Hyperthyroidism is a very common disease in older cats

Radioiodine therapy for hyperthyroid cats

Chipping Norton Veterinary Hospital has one of only 15 radioiodine units in the UK for treatment of hyperthyroid cats.

Our unit is run by vet Martin Whitehead BSc, PhD, BVSc, CertSAM, MRCVS, a Royal College of Veterinary Surgeons recognised Advanced Practitioner in small-animal medicine, who has a special interest in hyperthyroidism in cats.

Hyperthyroidism is a very common disease in older cats. It has a very gradual onset, but is eventually terminal if not treated.
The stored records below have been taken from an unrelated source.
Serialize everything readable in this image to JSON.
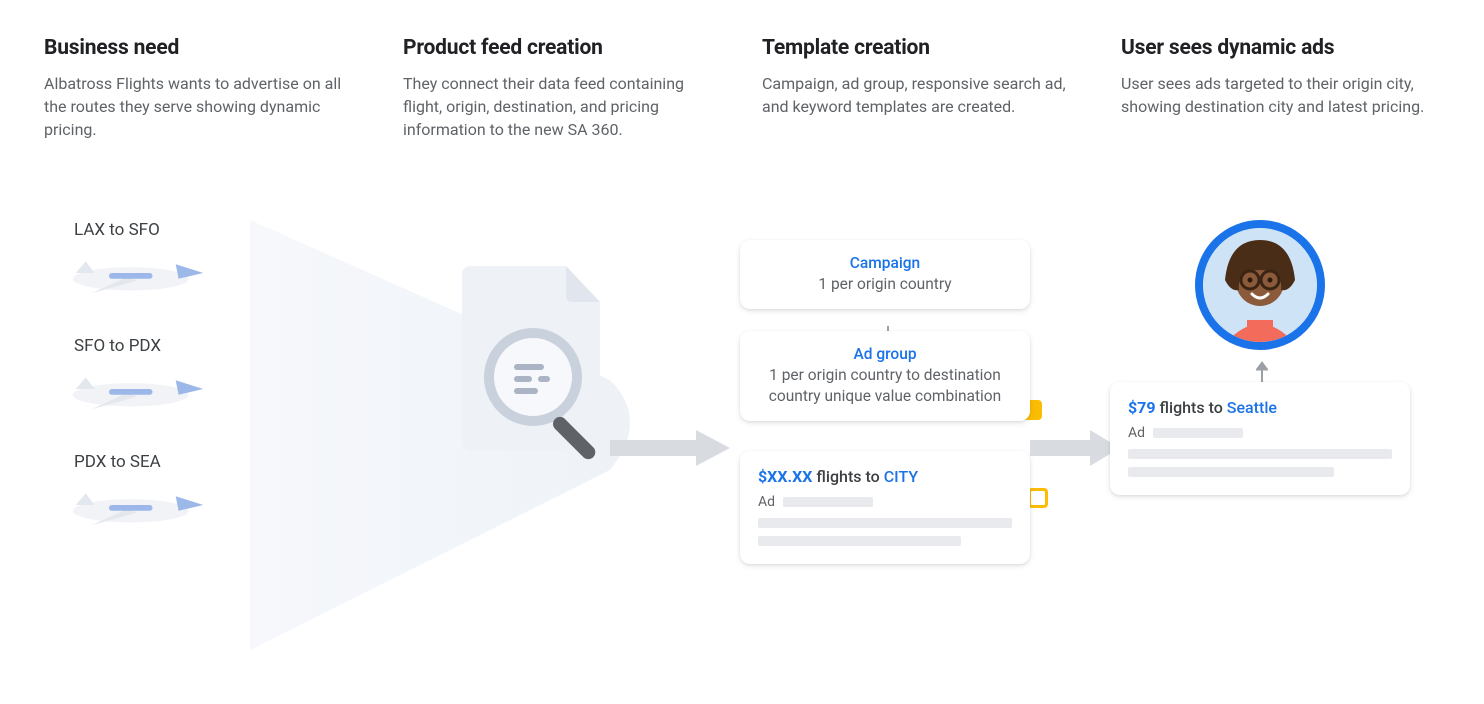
{
  "columns": [
    {
      "title": "Business need",
      "desc": "Albatross Flights wants to advertise on all the routes they serve showing dynamic pricing."
    },
    {
      "title": "Product feed creation",
      "desc": "They connect their data feed containing flight, origin, destination, and pricing information to the new SA 360."
    },
    {
      "title": "Template creation",
      "desc": "Campaign, ad group, responsive search ad, and keyword templates are created."
    },
    {
      "title": "User sees dynamic ads",
      "desc": "User sees ads targeted to their origin city, showing destination city and latest pricing."
    }
  ],
  "routes": [
    "LAX to SFO",
    "SFO to PDX",
    "PDX to SEA"
  ],
  "template_cards": {
    "campaign": {
      "title": "Campaign",
      "sub": "1 per origin country"
    },
    "adgroup": {
      "title": "Ad group",
      "sub": "1 per origin country to destination country unique value combination"
    }
  },
  "template_ad": {
    "price": "$XX.XX",
    "mid": " flights to ",
    "dest": "CITY",
    "ad_label": "Ad"
  },
  "dynamic_ad": {
    "price": "$79",
    "mid": " flights to ",
    "dest": "Seattle",
    "ad_label": "Ad"
  },
  "colors": {
    "blue": "#1a73e8",
    "grey": "#e8eaed",
    "amber": "#fbbc04",
    "text": "#3c4043",
    "muted": "#5f6368"
  }
}
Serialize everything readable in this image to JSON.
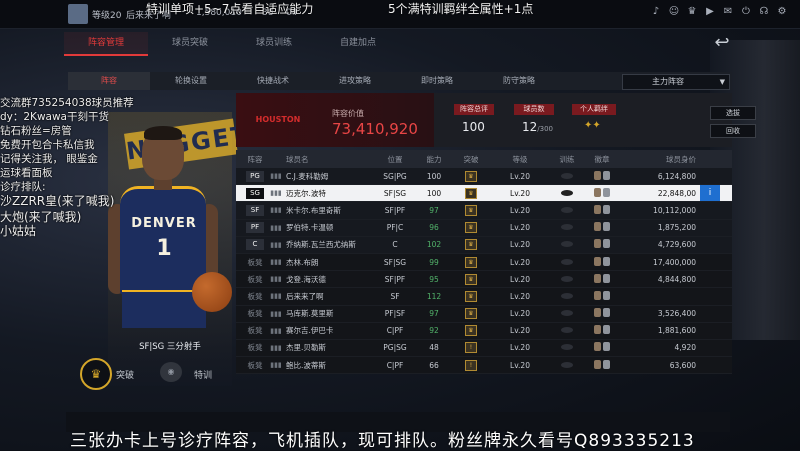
{
  "topbar": {
    "level": "等级20",
    "stats": [
      "后来来了啊",
      "1,580,010",
      "38",
      "04"
    ],
    "icons": [
      "bell-icon",
      "user-icon",
      "trophy-icon",
      "play-icon",
      "mail-icon",
      "power-icon",
      "headset-icon",
      "gear-icon"
    ]
  },
  "overlay": {
    "top_left": "特训单项+5~7点看自适应能力",
    "top_right": "5个满特训羁绊全属性+1点",
    "left_lines": [
      "交流群735254038球员推荐",
      "dy：2Kwawa干刻干货",
      "钻石粉丝=房管",
      "免费开包合卡私信我",
      "记得关注我，  眼鉴金",
      "运球看面板",
      "诊疗排队:",
      "沙ZZRR皇(来了喊我)",
      "大炮(来了喊我)",
      "小姑姑"
    ],
    "bottom": "三张办卡上号诊疗阵容，飞机插队，现可排队。粉丝牌永久看号Q893335213"
  },
  "nav": {
    "tabs": [
      "阵容管理",
      "球员突破",
      "球员训练",
      "自建加点"
    ]
  },
  "subtabs": [
    "阵容",
    "轮换设置",
    "快捷战术",
    "进攻策略",
    "即时策略",
    "防守策略"
  ],
  "formation": "主力阵容",
  "card": {
    "jersey_text": "DENVER",
    "jersey_number": "1",
    "banner": "NUGGETS",
    "position_label": "SF|SG 三分射手",
    "breakthrough": "突破",
    "train": "特训"
  },
  "team": {
    "logo_text": "HOUSTON ROCKETS",
    "value_label": "阵容价值",
    "value": "73,410,920",
    "total_rating_label": "阵容总评",
    "total_rating": "100",
    "player_count_label": "球员数",
    "player_count": "12",
    "player_count_max": "/300",
    "bond_label": "个人羁绊",
    "btn_select": "选拔",
    "btn_recycle": "回收"
  },
  "table": {
    "headers": [
      "阵容",
      "球员名",
      "位置",
      "能力",
      "突破",
      "等级",
      "训练",
      "徽章",
      "球员身价"
    ],
    "rows": [
      {
        "slot": "PG",
        "name": "C.J.麦科勒姆",
        "pos": "SG|PG",
        "rating": "100",
        "level": "Lv.20",
        "salary": "6,124,800",
        "type": "starter"
      },
      {
        "slot": "SG",
        "name": "迈克尔.波特",
        "pos": "SF|SG",
        "rating": "100",
        "level": "Lv.20",
        "salary": "22,848,00",
        "type": "selected"
      },
      {
        "slot": "SF",
        "name": "米卡尔.布里奇斯",
        "pos": "SF|PF",
        "rating": "97",
        "level": "Lv.20",
        "salary": "10,112,000",
        "type": "starter"
      },
      {
        "slot": "PF",
        "name": "罗伯特.卡温顿",
        "pos": "PF|C",
        "rating": "96",
        "level": "Lv.20",
        "salary": "1,875,200",
        "type": "starter"
      },
      {
        "slot": "C",
        "name": "乔纳斯.瓦兰西尤纳斯",
        "pos": "C",
        "rating": "102",
        "level": "Lv.20",
        "salary": "4,729,600",
        "type": "starter"
      },
      {
        "slot": "板凳",
        "name": "杰林.布朗",
        "pos": "SF|SG",
        "rating": "99",
        "level": "Lv.20",
        "salary": "17,400,000",
        "type": "bench"
      },
      {
        "slot": "板凳",
        "name": "戈登.海沃德",
        "pos": "SF|PF",
        "rating": "95",
        "level": "Lv.20",
        "salary": "4,844,800",
        "type": "bench"
      },
      {
        "slot": "板凳",
        "name": "后来来了啊",
        "pos": "SF",
        "rating": "112",
        "level": "Lv.20",
        "salary": "",
        "type": "bench"
      },
      {
        "slot": "板凳",
        "name": "马库斯.莫里斯",
        "pos": "PF|SF",
        "rating": "97",
        "level": "Lv.20",
        "salary": "3,526,400",
        "type": "bench"
      },
      {
        "slot": "板凳",
        "name": "赛尔吉.伊巴卡",
        "pos": "C|PF",
        "rating": "92",
        "level": "Lv.20",
        "salary": "1,881,600",
        "type": "bench"
      },
      {
        "slot": "板凳",
        "name": "杰里.贝勒斯",
        "pos": "PG|SG",
        "rating": "48",
        "level": "Lv.20",
        "salary": "4,920",
        "type": "bench"
      },
      {
        "slot": "板凳",
        "name": "鲍比.波蒂斯",
        "pos": "C|PF",
        "rating": "66",
        "level": "Lv.20",
        "salary": "63,600",
        "type": "bench"
      }
    ]
  },
  "colors": {
    "accent_red": "#e23a3a",
    "gold": "#d4a62a",
    "info_blue": "#1f6fd0",
    "green_rating": "#52b36a"
  }
}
There is an excellent overview of hyperthyroidism in cats, including its treatment, on the International Cat Care website.

Hyperthyroidism can be treated in one of four ways. In a small proportion of affected cats a special low-iodine diet can be used to manage the disease. Otherwise it can be managed with lifelong medication using tablets, oral drops or skin cream, or cured by either surgical removal of the thyroid gland(s) or by a single under-the-skin injection of radioactive iodine. From the veterinary viewpoint, radioiodine therapy is generally regarded as the 'gold standard' treatment, but UK environmental and human health-and-safety regulations require that the cat be housed in a dedicated unit until their radioactivity level decays sufficiently for them to be sent home.

We sometimes require some tests be done prior to radioiodine treatment, to check that your cat has no health problems that could cause a problem during the treatment period.  Almost all such tests can be done by your usual vet – often they have already been done in the process of diagnosing the hyperthyroidism.  Otherwise, no preparation is required for radioiodine therapy other than, if your cat is on a thyroid medication, that must be stopped a week before coming to us (if your cat is on the special low-iodine diet, that must be stopped two weeks before coming to us).

Cats can be sent home after three to 10 days (a shorter period than for most other radioiodine units), depending on the dose of radioiodine injected and how quickly the individual cat excretes radiation, provided the owner can meet certain restrictions for two weeks after the cat goes home. The restrictions for that two-week period are described in this owner instruction leaflet

In summary they are:

  • For 1 week
  • For 2 weeks

For 1 week

 For one week, the cat will be kept indoors and use a litter tray.

  • During this one-week period, the cat will not sleep next to anybody on their bed overnight, and owners will limit the time they spend cuddling the cat.
  • During this one-week period, the cat will have no direct contact with children under 12 years old, or pregnant or breast-feeding women.

For 2 weeks

For two weeks, all soiled litter will be either flushed down the toilet or else stored for several weeks before disposal in the regular rubbish collections.

If these instructions cannot be met, either we cannot treat the cat or the cat can stay with us for that one-week period (two weeks if the owners are unable to flush or store the used cat litter) in our boarding cattery, at which time it can be sent home with no further restrictions.

Some circumstances can make cats unsuitable for radioiodine therapy, the most common of which is that the cat has certain other illnesses which require essential daily medications, for example diabetes or heart failure.

If you are a vet - information for referring vets - and would like to refer a hyperthyroid cat to us for treatment, or you are an owner of a hyperthyroid cat interested in this treatment, please call Chipping Norton Veterinary Hospital on 01608 642547 or e-mail us at riu@chippingnortonvets.co.uk.